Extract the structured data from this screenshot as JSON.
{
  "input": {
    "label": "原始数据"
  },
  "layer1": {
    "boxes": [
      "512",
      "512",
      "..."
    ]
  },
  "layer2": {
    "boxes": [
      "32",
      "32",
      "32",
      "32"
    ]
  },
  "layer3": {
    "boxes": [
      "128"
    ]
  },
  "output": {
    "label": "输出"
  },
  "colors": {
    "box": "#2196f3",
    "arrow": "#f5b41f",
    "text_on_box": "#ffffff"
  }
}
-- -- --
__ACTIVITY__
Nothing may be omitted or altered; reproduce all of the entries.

__ANSWER SPACE__
Extract the structured data from this screenshot as JSON.
{
  "input": {
    "label": "原始数据"
  },
  "layer1": {
    "boxes": [
      "512",
      "512",
      "..."
    ]
  },
  "layer2": {
    "boxes": [
      "32",
      "32",
      "32",
      "32"
    ]
  },
  "layer3": {
    "boxes": [
      "128"
    ]
  },
  "output": {
    "label": "输出"
  },
  "colors": {
    "box": "#2196f3",
    "arrow": "#f5b41f",
    "text_on_box": "#ffffff"
  }
}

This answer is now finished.